───── EXCERPTED RECORDS

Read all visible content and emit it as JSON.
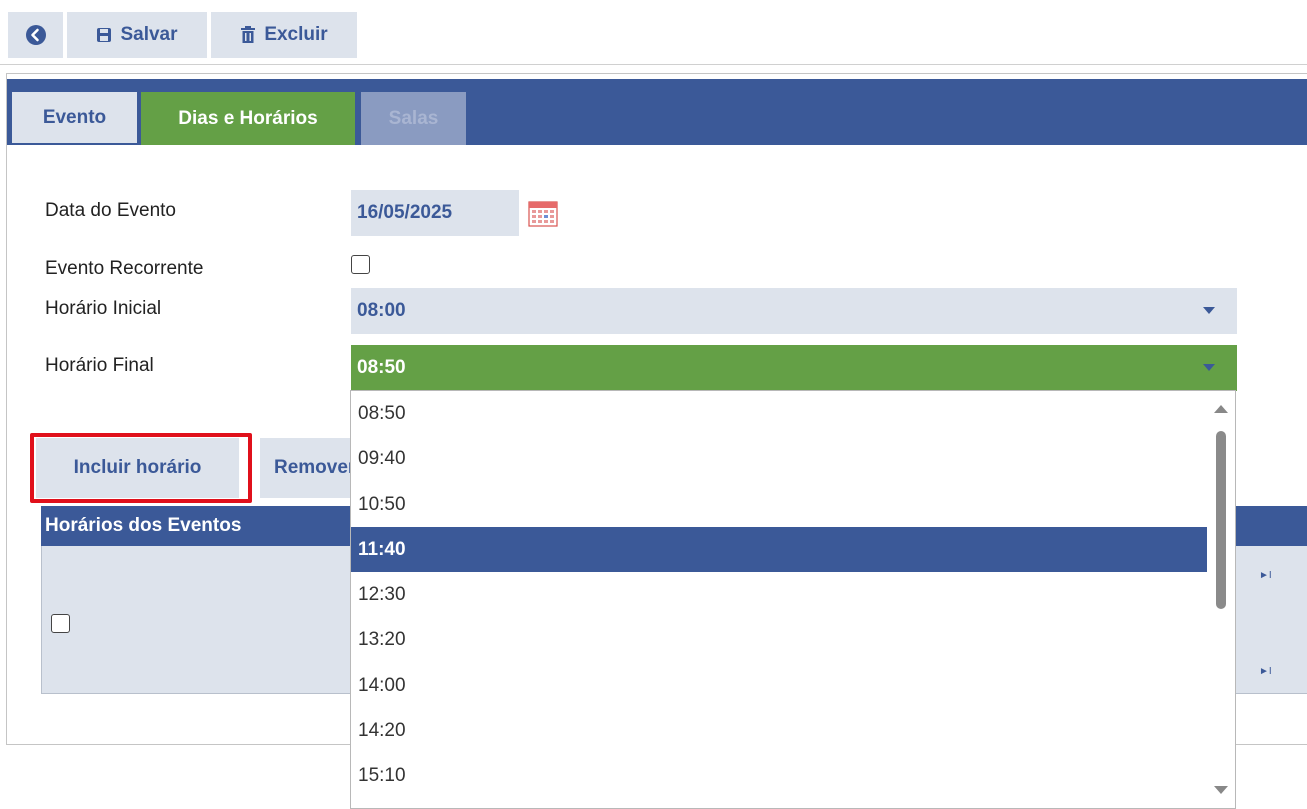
{
  "toolbar": {
    "back_icon": "arrow-left-circle-icon",
    "save_label": "Salvar",
    "save_icon": "floppy-disk-icon",
    "delete_label": "Excluir",
    "delete_icon": "trash-icon"
  },
  "tabs": [
    {
      "label": "Evento",
      "state": "inactive"
    },
    {
      "label": "Dias e Horários",
      "state": "active"
    },
    {
      "label": "Salas",
      "state": "disabled"
    }
  ],
  "form": {
    "data_label": "Data do Evento",
    "data_value": "16/05/2025",
    "calendar_icon": "calendar-icon",
    "recorrente_label": "Evento Recorrente",
    "recorrente_checked": false,
    "inicial_label": "Horário Inicial",
    "inicial_value": "08:00",
    "final_label": "Horário Final",
    "final_value": "08:50"
  },
  "actions": {
    "incluir_label": "Incluir horário",
    "remover_label": "Remover"
  },
  "grid": {
    "title": "Horários dos Eventos",
    "pager_symbol": "►I"
  },
  "dropdown": {
    "options": [
      "08:50",
      "09:40",
      "10:50",
      "11:40",
      "12:30",
      "13:20",
      "14:00",
      "14:20",
      "15:10"
    ],
    "highlighted": "11:40"
  },
  "colors": {
    "primary": "#3b5998",
    "active_tab": "#64a046",
    "field_bg": "#dde3ec",
    "highlight_border": "#e0101b"
  }
}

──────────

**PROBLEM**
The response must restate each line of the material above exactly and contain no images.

**TASK RESULT**
Read all visible content and emit it as JSON.
{
  "toolbar": {
    "back_icon": "arrow-left-circle-icon",
    "save_label": "Salvar",
    "save_icon": "floppy-disk-icon",
    "delete_label": "Excluir",
    "delete_icon": "trash-icon"
  },
  "tabs": [
    {
      "label": "Evento",
      "state": "inactive"
    },
    {
      "label": "Dias e Horários",
      "state": "active"
    },
    {
      "label": "Salas",
      "state": "disabled"
    }
  ],
  "form": {
    "data_label": "Data do Evento",
    "data_value": "16/05/2025",
    "calendar_icon": "calendar-icon",
    "recorrente_label": "Evento Recorrente",
    "recorrente_checked": false,
    "inicial_label": "Horário Inicial",
    "inicial_value": "08:00",
    "final_label": "Horário Final",
    "final_value": "08:50"
  },
  "actions": {
    "incluir_label": "Incluir horário",
    "remover_label": "Remover"
  },
  "grid": {
    "title": "Horários dos Eventos",
    "pager_symbol": "►I"
  },
  "dropdown": {
    "options": [
      "08:50",
      "09:40",
      "10:50",
      "11:40",
      "12:30",
      "13:20",
      "14:00",
      "14:20",
      "15:10"
    ],
    "highlighted": "11:40"
  },
  "colors": {
    "primary": "#3b5998",
    "active_tab": "#64a046",
    "field_bg": "#dde3ec",
    "highlight_border": "#e0101b"
  }
}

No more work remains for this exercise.